Problem to work on - How many lines of the listing contain the string "time"? Only the number is wanted.

The input -
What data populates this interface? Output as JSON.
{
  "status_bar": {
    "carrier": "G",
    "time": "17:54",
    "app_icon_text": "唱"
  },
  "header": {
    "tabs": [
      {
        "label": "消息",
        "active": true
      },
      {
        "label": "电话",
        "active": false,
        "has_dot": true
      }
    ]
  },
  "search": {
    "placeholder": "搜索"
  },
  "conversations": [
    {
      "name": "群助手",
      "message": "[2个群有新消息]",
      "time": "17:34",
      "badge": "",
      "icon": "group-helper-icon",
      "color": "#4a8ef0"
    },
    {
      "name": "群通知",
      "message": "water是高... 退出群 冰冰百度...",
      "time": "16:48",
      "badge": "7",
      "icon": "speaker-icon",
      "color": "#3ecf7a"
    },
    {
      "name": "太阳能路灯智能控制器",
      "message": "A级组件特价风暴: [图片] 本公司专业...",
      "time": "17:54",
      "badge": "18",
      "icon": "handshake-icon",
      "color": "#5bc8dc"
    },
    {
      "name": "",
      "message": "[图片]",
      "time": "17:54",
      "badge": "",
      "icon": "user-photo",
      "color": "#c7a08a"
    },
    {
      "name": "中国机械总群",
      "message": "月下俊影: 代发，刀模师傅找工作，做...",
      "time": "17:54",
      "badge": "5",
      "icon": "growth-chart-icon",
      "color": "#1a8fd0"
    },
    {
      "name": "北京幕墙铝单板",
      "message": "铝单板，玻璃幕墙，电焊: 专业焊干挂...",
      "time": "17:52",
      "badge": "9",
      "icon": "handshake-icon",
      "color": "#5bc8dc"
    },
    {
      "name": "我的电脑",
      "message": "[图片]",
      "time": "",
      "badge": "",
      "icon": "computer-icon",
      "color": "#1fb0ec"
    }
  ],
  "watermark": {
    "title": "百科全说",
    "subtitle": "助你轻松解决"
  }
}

Answer to the problem - 8